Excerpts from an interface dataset
Segment Open
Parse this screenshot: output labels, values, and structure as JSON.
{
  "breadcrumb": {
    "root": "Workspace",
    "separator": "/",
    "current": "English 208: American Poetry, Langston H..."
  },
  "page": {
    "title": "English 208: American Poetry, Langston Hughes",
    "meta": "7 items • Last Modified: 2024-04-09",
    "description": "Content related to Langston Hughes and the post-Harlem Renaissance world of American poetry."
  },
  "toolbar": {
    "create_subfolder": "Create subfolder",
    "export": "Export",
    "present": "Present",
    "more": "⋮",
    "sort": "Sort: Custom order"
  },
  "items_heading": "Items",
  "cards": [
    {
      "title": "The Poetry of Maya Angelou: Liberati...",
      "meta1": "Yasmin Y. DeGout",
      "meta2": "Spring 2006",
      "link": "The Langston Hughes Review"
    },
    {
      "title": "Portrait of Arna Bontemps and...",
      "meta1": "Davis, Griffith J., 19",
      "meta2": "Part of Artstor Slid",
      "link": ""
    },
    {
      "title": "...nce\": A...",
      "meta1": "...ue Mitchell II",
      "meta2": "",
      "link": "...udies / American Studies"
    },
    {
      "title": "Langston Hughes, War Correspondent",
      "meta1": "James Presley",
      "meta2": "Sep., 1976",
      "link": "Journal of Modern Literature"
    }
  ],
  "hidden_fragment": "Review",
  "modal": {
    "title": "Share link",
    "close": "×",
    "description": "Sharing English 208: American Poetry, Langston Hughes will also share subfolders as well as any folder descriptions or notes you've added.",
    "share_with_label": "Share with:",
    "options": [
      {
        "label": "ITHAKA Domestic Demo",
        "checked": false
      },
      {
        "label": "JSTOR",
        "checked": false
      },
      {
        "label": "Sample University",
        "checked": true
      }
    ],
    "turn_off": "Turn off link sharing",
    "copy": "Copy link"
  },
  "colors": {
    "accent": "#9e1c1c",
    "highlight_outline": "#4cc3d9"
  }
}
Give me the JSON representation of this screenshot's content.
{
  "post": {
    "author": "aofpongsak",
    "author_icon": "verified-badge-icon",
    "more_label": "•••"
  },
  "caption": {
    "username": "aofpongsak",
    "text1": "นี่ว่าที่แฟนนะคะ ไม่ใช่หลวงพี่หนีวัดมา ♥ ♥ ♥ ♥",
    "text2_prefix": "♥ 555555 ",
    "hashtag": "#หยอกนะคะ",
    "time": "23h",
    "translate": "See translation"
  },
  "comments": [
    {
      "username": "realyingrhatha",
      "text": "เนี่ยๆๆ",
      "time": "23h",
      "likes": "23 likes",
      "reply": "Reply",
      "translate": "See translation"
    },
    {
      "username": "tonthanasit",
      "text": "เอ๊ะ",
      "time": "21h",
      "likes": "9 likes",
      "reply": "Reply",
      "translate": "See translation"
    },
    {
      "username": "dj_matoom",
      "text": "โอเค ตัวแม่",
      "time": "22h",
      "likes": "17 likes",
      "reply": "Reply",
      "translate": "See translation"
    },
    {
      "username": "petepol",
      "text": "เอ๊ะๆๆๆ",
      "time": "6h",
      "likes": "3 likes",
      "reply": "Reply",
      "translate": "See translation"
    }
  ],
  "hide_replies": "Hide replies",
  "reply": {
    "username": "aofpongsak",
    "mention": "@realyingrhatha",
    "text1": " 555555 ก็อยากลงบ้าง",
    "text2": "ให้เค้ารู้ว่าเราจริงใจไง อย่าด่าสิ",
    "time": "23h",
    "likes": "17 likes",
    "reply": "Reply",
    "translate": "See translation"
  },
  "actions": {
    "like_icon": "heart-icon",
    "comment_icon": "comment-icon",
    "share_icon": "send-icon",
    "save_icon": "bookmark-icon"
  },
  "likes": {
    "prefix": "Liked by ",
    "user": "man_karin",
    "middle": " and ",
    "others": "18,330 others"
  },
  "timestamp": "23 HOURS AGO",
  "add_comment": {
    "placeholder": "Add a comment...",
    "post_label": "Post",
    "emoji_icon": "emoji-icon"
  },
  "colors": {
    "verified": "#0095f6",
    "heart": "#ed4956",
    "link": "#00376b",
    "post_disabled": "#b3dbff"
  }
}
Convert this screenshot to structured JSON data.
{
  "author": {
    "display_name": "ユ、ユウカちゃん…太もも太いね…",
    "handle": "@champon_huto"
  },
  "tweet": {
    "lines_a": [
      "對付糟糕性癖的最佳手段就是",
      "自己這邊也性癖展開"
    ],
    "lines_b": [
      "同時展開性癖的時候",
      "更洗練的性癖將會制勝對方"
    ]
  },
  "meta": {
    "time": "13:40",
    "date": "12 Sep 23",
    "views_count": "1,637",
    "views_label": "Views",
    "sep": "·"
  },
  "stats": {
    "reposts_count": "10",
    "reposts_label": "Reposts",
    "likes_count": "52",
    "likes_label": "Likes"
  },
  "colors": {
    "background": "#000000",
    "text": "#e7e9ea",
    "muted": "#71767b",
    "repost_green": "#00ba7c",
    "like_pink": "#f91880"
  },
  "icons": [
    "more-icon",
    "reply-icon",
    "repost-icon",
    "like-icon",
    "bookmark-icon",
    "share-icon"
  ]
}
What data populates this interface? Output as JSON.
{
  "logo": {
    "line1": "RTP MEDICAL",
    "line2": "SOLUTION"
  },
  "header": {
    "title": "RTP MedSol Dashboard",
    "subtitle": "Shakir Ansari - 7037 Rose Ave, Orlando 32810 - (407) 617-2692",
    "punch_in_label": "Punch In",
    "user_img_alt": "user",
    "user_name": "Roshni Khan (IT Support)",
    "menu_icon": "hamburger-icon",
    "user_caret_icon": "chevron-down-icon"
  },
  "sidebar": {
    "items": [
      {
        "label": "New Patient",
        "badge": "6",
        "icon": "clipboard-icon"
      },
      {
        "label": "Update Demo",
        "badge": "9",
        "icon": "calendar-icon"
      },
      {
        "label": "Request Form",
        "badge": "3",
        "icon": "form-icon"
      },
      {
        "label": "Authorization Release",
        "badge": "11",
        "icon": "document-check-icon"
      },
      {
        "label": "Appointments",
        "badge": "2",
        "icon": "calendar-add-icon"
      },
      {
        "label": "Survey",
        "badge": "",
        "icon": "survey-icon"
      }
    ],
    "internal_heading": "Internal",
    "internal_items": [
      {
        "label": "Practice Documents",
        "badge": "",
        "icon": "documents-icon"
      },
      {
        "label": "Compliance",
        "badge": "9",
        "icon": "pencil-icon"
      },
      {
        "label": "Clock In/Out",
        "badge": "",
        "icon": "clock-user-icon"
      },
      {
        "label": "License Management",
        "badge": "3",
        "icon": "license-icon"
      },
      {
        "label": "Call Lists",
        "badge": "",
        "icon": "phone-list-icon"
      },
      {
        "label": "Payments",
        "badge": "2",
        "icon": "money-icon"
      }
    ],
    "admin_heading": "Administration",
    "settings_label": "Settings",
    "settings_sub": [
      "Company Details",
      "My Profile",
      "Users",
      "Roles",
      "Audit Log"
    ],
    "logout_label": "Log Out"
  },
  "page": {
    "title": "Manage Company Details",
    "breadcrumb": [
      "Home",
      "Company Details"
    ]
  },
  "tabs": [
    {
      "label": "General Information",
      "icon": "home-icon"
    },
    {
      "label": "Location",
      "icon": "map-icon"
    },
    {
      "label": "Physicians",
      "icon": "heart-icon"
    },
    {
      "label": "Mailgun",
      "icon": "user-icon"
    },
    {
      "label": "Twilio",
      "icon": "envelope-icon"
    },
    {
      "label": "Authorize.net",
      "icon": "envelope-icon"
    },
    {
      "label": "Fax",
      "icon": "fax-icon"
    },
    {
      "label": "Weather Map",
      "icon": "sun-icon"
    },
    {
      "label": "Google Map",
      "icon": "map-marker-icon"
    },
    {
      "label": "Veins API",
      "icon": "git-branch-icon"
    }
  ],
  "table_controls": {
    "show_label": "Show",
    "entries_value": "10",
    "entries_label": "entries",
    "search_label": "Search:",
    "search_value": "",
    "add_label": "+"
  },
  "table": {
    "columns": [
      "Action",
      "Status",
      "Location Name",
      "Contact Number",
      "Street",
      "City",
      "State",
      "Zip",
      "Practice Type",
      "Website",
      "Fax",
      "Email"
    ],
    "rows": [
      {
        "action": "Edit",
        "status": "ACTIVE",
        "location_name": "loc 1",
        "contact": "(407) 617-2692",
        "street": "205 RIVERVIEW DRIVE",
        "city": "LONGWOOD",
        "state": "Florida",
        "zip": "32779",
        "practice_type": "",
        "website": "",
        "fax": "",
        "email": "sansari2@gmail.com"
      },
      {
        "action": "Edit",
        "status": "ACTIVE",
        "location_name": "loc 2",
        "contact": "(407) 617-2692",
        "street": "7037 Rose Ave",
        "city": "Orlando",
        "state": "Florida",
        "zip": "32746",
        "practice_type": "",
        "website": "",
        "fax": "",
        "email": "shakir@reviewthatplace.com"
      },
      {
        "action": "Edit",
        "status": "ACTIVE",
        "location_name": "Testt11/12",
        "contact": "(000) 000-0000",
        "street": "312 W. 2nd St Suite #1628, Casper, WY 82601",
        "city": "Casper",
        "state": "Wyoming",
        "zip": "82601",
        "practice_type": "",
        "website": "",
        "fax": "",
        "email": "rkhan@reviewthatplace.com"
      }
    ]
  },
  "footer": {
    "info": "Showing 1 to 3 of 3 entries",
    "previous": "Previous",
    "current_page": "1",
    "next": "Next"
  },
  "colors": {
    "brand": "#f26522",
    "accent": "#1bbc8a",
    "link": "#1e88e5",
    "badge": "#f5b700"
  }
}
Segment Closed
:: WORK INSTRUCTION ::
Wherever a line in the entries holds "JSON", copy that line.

:: TASK SOLUTION ::
Parse this screenshot: output labels, values, and structure as JSON.
Give me the JSON representation of this screenshot's content.
Convert this screenshot to structured JSON data.
What data populates this interface? Output as JSON.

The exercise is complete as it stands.